Topics: medicare insurance, Medicare Advantage plans, Medicare Supplement Plans, medicare advantage, Medicare Part A, Medicare Part D, senior news, Retirement, Medicare Part B, Medicare Part C, medicare supplements explained, Medicare Supplement, senior community, seniors, medicare supplemental insurance, What are Medicare Supplements?, What are Medicare Advantage Plans?, 2019, life, Medicare future, news
As of January 1, 2020 individuals who are newly eligible for Medicare will no longer be able to purchase Medigap Plan C or Plan F (this includes the high deductible Plan F option as well). This is a result of the Medicare Access and CHIP Reauthorization Act of 2015 (MACRA) that prevents individuals new to Medicare from purchasing Medigap plans that pay for the Part B deductible, which is currently $185 for 2019. Both Plans C and F cover the Part B deductible.
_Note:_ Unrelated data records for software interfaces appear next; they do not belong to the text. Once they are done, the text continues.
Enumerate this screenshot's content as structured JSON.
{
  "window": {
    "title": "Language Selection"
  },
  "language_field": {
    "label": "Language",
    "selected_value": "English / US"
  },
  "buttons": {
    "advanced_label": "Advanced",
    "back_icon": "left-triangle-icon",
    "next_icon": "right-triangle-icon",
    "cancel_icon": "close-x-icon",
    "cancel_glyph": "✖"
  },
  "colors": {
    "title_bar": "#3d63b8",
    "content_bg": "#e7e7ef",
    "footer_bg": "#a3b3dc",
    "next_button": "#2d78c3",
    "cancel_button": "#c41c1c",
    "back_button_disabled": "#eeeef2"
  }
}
This law also applies to the 3 states- Massachusetts, Wisconsin and Minnesota- who operate their own Medigap systems.
Topics: Medicare Supplement Plans, Medicare Supplements, Medicare Supplement, Medigap, centers for medicare and medicare services, TSS Fans, Medicare future, breaking news, future of Medicare, news, 2020
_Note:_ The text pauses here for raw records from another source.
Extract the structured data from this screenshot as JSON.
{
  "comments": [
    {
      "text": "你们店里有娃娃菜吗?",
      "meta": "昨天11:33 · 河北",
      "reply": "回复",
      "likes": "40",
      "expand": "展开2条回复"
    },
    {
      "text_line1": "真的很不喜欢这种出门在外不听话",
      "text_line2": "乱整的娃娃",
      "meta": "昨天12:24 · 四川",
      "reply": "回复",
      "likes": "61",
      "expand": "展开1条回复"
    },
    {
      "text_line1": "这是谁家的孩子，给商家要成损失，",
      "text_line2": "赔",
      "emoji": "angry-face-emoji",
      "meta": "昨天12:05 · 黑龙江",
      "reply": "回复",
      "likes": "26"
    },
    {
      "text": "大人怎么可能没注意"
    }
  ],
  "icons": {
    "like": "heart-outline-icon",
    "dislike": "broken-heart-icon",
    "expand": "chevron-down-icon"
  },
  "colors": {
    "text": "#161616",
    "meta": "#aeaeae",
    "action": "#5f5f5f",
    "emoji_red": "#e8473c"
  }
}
Topics: senior health, Medicare Supplement Plans, medicare advantage, primary care doctor, Medicare Part A, senior news, Medicare Part B, Medicare Supplement, insurance for seniors, seniors, Doctor Services, Senior Blogs, healthy living, healthcare, medicare advantage plan, geriatric medicine, geriatric doctor
Topics: Medicare Advantage plans, Medicare Supplement Plans, medicare advantage, depression, Medicare Supplements, Medicare Part B, senior depression, Senior Blogs, Support, Stress Relief, what does medicare cover?, healthy living, medicare part b coverage, preventative services, anxiety, aging, medicare advantage plan, senior anxiety
Topics: prescription drug coverage, disability, Medicare Advantage plans, LIS, Medicare Supplement Plans, Medicare, medicare advantage, Medicare Part A, Medicare Supplements, Medicare Part B, Special Enrollment Period, Social Security, Prescription drug plans, Medicaid, Medicare Enrollment, Employee Benefits, initial enrollment period, Employer Insurance, creditable coverage, final expenses
On Thursday, Senate leadership unveiled it's version of a replacement for the Affordable Care Act (ACA). Here is a quick look at some of the key provisions of the Better Care Reconciliation Act of 2017 and how it might affect you: (to read the bill in it's entirety click here).
Medicare Supplements, also known as Medigap plans, are a great option for those who are wanting a plan that will help pay for costs that Original Medicare does not cover. Medicare Supplements offer the basic benefits PLUS some additional benefits such as skilled nursing coinsurance, foreign travel, extended hospital stays. They also offer the freedom of choosing any doctor or hospital that accepts Medicare, so there are no network restrictions.
Medicare provides crucial health benefits to the elderly and disabled who might otherwise be lost without the program. While all Medicare beneficiaries are entitled to the same core benefits, fits, not all plans are equal. Some plans offer additional benefits while some may have limits that affect the hows, when’s and where’s in which you receive care.
Here we are going to share with you 4 ways in which you can help maximize your Medicare benefits.
Medicare can certainly be confusing! We decided to compile a list of some of the more commonly asked questions we receive through our call center, website and social media accounts and put all of the answers in one place for you here. Are there any we missed? Please let us know if there is a question (or questions) we can answer for you!
Topics: prescription drug coverage, disability, Medicare Advantage plans, LIS, Medicare Supplement Plans, Medicare, medicare advantage, Medicare Part A, Medicare Supplements, Medicare Part B, Special Enrollment Period, Social Security, Prescription drug plans, Medicaid, Employee Benefits, initial enrollment period, Employer Insurance, creditable coverage
If you have not, it is a term you may want to become familiar with. One of the components of Medicare Part B is the excess charge. These Part B charges can come about if an enrollee goes to see a physician or receives services from a hospital or facility that does not accept Medicare. If they do not accept Medicare, and the Medicare approved amount for service is lower than what they charge, then the doctors or hospitals can claim excess charges. This means that depending on what your plan pays- you could be left responsible paying the difference between what Medicare pays versus what the doctor charges.
Topics: Medicare Advantage plans, Medicare Supplement Plans, medicare advantage, Medicare Part B, medicare costs, Medicare Supplement, hmo, hospital, Original Medicare, What is Medicare Part B?, inpatient hospital care, what does medicare cover?